"It was 1964 and I had just passed out of high school in Chandigarh.
One day, I suddenly fainted. My parents took me to PGI; it's a hospital in the city. There, the doctors told my parents that they are late in bringing me to the hospital. I was suffering from a severe heart issue, and I was supposed to undergo an open heart surgery. They kept me in the hospital for one year, where for nine months, I saw people dying in front of me.
Every day I used to ask the doctors about the date of my surgery because I had instincts that I will die during that surgery. But that was my first successful open heart surgery. After the surgery, the doctors came to me and said, 'Janak, wake up. You have made history.' But before he could complete the sentence, I said to God, 'You have given me a new life and I will spend it in gratitude," these are the first few words I heard from a 70-year-old social worker, who is working towards sustainable community development and is commonly known as Janak Didi.
Janak Didi came to Indore, Madhya Pradesh in 1985 to establish Barli Development Institute For Rural Women. According to Jimmy McGilligan Centre's website, she served as a director of the institute for about 26 years. She worked for the empowerment of 6000 tribal and rural young women who came from 500 socially and economically deprived villages of India. She then married James (Jimmy) McGilligan, an Irishman.
James McGilligan was facilitated by the Queen of England with the order of British Empire for his services in India. Unfortunately, he passed away after a fatal road accident. Janak Didi has been living the life that they both had envisioned together.
She organises week-long festivals, where she teaches solar cooking, planting, motivates people to make cakes and much more.
"I celebrate our values because that was the purpose of life for both of us to empower people, facilitate the process of sustainable development by sharing our knowledge and experiences with people," she stated.
Janak Didi lives a waste-free life. In her village, Sanawadia, Madhya Pradesh, electricity comes from solar cells and winds mills installed there. She grows vegetables and herbs organically and does not use plastic. Briquettes made of newspapers are used as fuel during rains or at nights and LPG cylinders are only used when there is an urgency.
While addressing WittyFeedians, Janak Didi revealed that she cooks food in solar cookers for over 300 days a year. LPG cylinders are used only when she has visitors, to cook food for them. In her house, a regular LPG cylinder lasts for more than two years.
Amazing, isn't it?
We all are well aware of the 2030 agenda of Sustainable Development, and the 17 Sustainable Development Goals that would eradicate poverty and ensure sustainable development.
But how can we achieve it? According to Janak Didi, it can be done only when we think locally and act globally.

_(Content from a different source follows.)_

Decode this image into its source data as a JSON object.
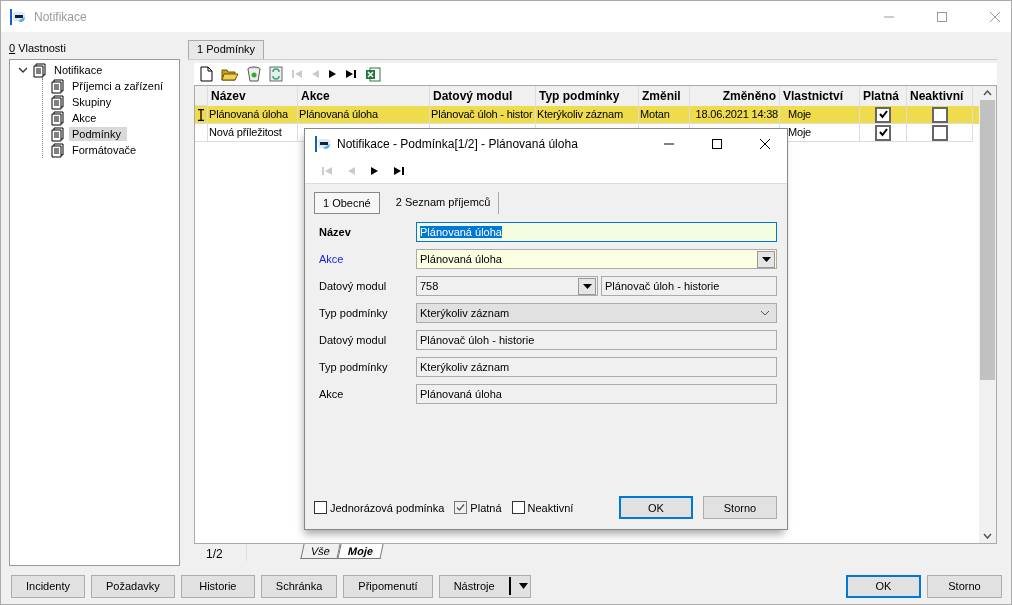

We often hear people claiming that they want to reduce poverty, some say they want to eradicate illiteracy from the county, and some believe they will help supply electricity to the people who live in the dark. What if rather than talking about reducing the dark, one works to enhance the brightness?
Well, it is all about thinking positively.
Usually, people get insecure because of their imperfections. But why? Imperfections can be improved, right?
When I asked Janak Didi that being 70, is there something that worries her a lot. To this, she smiled and said, "Darr unhe hota hai, jinke pass kuch khone ke liye ho. Mere pass aisa kuch nahi hai jise khone ka mujhe darr ho."
Her statement gave me goosebumps. :)
Sharing her personal experiences, Janak Didi said that everything she has achieved in life, it is all because of the choices she has made.
A lady who has never been to college, holds degrees like M.Phil in Political Science, MA Political Science, MA English, Sangeet Vishard in Sitar (Instrumental Music) and much more.
How? Well, It is all the matter of things she decided to DO.
In order to empower men, on March 8 every year, she teaches men solar cooking.
Janak Didi believes that only when both the wings, men and women, will work with mutual strength, that the bird called humanity will fly higher and higher.
With her message of Sustainable Development, she wants the world to understand that no matter what we are doing, being parents, raising children, becoming engineers, falling in love, living a life, everything must be sustainable, .i.e., must strengthen and continue for an extended period.
So, on this Women's Day how about we take a pledge to be sustainable in everything we do and make a better future.
That's all, folks. I hope Janak Didi's words inspired you.
In case, you have an impressive story to share, do write to me at firstname.lastname@example.org.
Disclaimer: The details in this story were shared with the writer during an interview. WittyFeed has a copyright on the information above.